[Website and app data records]
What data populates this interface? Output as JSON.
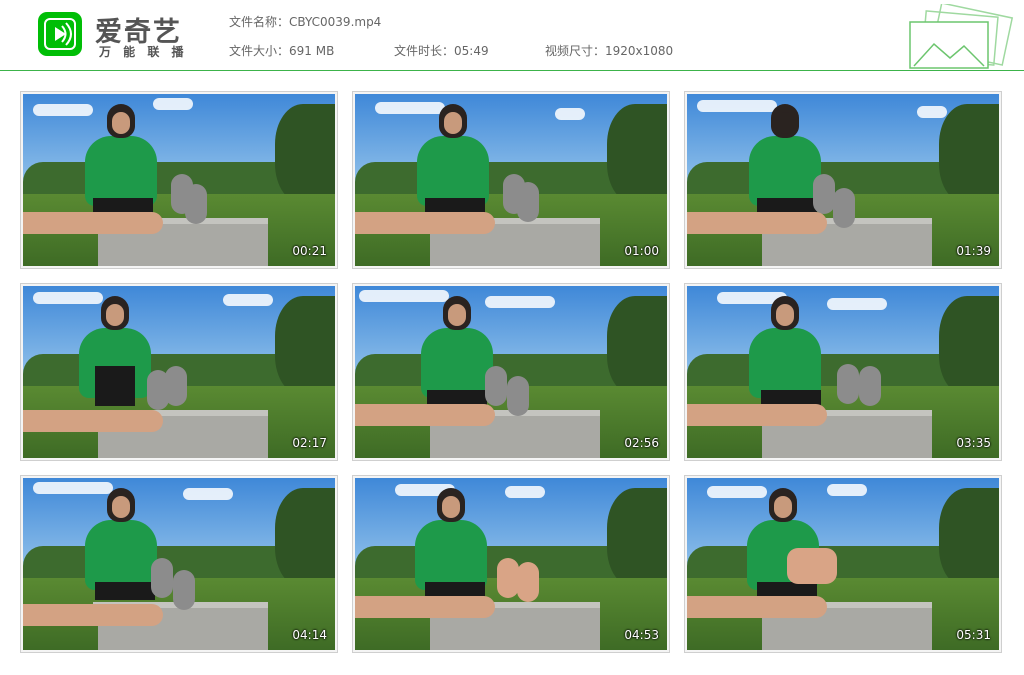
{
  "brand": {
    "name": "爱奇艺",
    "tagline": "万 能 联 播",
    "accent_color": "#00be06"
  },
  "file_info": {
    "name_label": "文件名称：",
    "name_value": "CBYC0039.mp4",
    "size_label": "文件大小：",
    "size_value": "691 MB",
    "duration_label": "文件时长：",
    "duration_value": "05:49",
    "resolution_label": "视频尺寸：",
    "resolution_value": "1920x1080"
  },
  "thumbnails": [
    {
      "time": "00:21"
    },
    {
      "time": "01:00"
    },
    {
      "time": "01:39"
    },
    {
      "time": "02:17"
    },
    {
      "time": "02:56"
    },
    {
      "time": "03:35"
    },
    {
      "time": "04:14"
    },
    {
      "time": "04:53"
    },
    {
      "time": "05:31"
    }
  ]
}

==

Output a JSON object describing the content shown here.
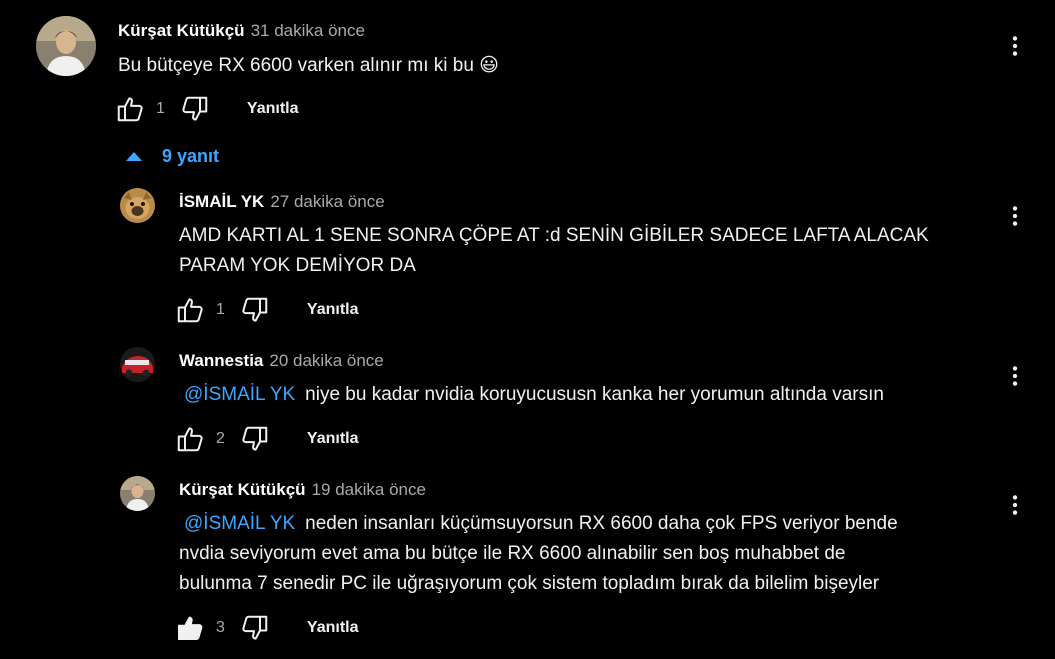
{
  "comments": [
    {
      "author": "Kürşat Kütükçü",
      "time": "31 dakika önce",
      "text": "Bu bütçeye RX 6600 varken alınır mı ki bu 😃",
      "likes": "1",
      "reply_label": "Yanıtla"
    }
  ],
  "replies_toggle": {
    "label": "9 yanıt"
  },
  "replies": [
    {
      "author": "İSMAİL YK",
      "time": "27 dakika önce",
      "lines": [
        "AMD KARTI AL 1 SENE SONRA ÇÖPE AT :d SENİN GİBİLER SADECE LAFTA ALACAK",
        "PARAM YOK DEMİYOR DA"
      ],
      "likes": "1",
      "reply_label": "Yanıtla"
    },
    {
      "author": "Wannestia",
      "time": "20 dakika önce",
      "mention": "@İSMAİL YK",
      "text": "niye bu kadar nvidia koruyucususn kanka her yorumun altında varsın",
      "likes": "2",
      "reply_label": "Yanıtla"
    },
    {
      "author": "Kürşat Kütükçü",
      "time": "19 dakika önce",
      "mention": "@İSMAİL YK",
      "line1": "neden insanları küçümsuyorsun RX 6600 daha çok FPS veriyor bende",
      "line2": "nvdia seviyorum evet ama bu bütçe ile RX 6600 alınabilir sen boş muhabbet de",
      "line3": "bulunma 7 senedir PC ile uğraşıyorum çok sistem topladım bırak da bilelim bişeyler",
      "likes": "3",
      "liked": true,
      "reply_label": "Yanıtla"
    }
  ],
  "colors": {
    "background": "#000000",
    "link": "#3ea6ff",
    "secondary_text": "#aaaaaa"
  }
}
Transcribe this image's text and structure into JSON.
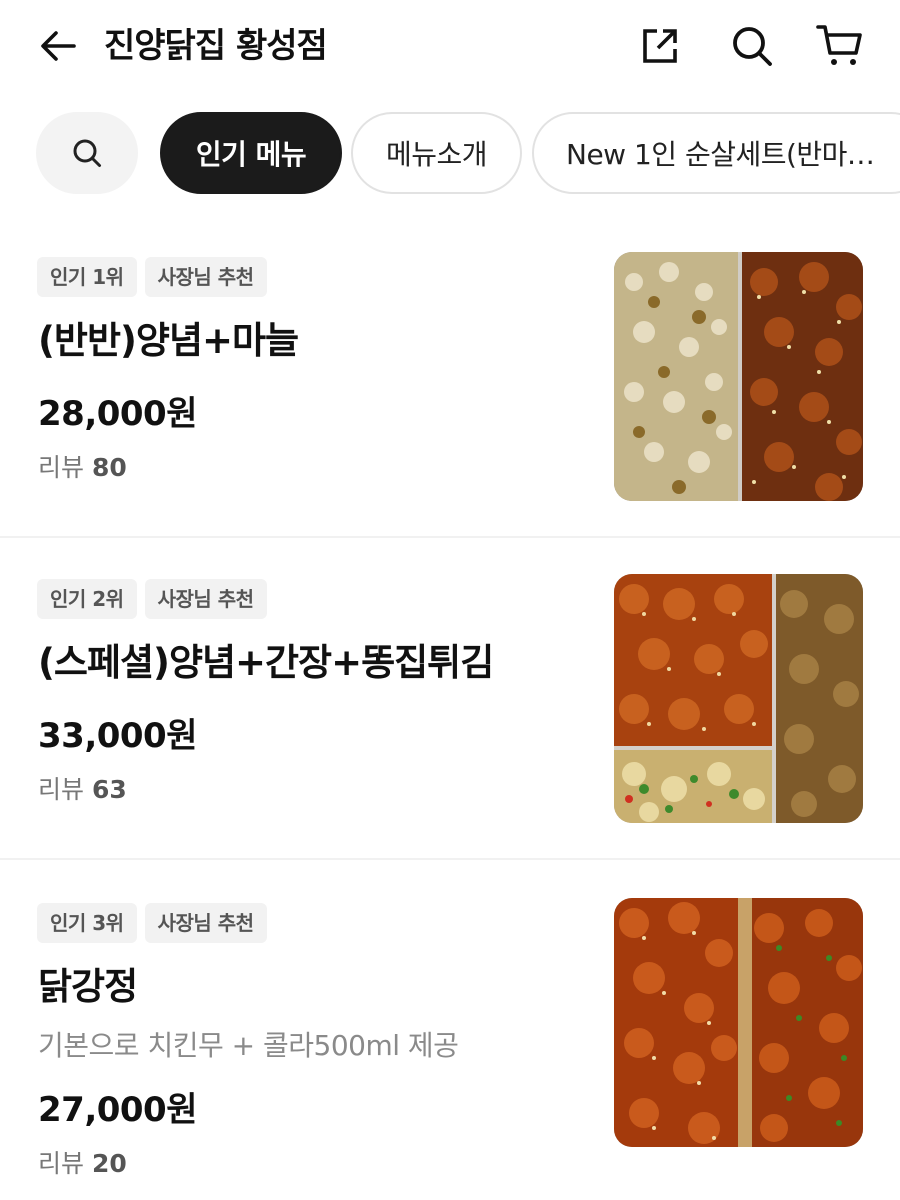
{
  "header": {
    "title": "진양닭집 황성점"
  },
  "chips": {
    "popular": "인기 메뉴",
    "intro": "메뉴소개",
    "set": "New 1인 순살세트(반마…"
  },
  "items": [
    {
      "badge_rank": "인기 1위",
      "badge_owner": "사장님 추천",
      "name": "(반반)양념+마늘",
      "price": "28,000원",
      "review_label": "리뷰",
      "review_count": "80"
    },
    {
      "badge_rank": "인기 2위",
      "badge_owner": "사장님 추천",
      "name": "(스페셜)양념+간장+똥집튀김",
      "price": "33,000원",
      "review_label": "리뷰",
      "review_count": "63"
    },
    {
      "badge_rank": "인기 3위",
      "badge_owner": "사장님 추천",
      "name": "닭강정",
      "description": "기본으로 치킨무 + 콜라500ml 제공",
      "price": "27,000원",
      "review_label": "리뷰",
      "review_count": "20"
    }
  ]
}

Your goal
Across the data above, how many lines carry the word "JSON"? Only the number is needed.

Solution below
3